Dolly Parton released her 42nd studio album, Blue Smoke, seven years ago today, on January 30, 2014.
Like much of Parton’s work, Blue Smoke’s inspiration came from growing up in rural Appalachia. Growing up in the foothills of the Smoky Mountains, the rolling fog that symbolizes the iconic landscape inspired Parton to record the album and the title track of the same name.
Dolly Parton Returns To Her Smoky Mtn Roots In Blue Smoke
“It was a song that brought me out of the Smoky Mountains and it will be a song that lays me back down in the ground in the Smoky Mountains.”
According to Parton, the record serves as a celebration for “all the colors” in her life by featuring the bluegrass, country, gospel, and mountain music influences.
The song’s title track, “Blue Smoke,” acts as a bluegrass breakup ballad about leaving the one you loved.
In an interview with Billboard, Parton recalled naming the record long before she released it.
“When I first started doing my bluegrass stuff, I always thought that would make a great title for a bluegrass band,” she said.
“I didn’t do anything with that, but I loved the title. So, I thought ‘I need to write a song about ‘Blue Smoke’ of some kind, and wondered what that would be. I thought maybe a train, so I wrote it a long time ago. Then, when I put together a tour and an album, that song kept coming back to me.”
After its release, Blue Smoke debuted at No. 6 on the “Billboard 200” album chart.
In 1987 she’d previously reached No. 6 with Trio, her collaboration record with Linda Ronstadt and Emmylou Harris.
In addition to solo tracks, the album also features a duet with Kenny Rogers on “You Can’t Make Old Friends,” originally released on his 2013 album of the same name.
When the duet premiered on the “Billboard Country Airplay” chart in 2013, it peaked at No. 57, marking Parton’s chart comeback since “Jesus and Gravity” claimed the No. 56 spot in 2008.
Parton also includes a duet with longtime friend and country music colleague, Willie Nelson. The pair recorded “From Here to the Moon which was also on Nelson’s 2013 album, To All the Girls….

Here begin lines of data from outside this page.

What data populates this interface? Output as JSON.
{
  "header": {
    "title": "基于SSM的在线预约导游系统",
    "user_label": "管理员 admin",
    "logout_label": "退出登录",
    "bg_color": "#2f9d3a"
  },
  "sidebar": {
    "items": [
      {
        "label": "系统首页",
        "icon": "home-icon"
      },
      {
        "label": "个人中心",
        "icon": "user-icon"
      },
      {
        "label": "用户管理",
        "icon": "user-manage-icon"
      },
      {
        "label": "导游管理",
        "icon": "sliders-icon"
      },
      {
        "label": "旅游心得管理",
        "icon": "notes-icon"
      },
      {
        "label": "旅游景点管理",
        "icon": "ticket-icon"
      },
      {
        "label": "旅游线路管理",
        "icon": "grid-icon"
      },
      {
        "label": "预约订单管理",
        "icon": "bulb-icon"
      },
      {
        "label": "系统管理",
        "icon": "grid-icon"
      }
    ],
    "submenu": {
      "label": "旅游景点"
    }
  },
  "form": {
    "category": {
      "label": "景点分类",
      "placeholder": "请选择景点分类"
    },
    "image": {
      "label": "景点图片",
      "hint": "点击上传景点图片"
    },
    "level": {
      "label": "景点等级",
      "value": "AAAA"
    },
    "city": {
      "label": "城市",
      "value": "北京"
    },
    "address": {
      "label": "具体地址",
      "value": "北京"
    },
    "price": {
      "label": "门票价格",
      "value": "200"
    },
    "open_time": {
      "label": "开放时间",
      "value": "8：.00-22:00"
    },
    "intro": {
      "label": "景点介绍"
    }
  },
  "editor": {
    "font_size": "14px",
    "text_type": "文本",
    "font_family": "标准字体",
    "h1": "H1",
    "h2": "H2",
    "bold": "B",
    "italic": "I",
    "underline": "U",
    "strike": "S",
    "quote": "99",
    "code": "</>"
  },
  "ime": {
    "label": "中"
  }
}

In addition to originals, it wouldn’t be a true Parton record without Parton’s take on covers. The album also includes covers of Bob Dylan’s “Don’t Think Twice, It’s All Right” and Bon Jovi’s “Lay Your Hands on Me.”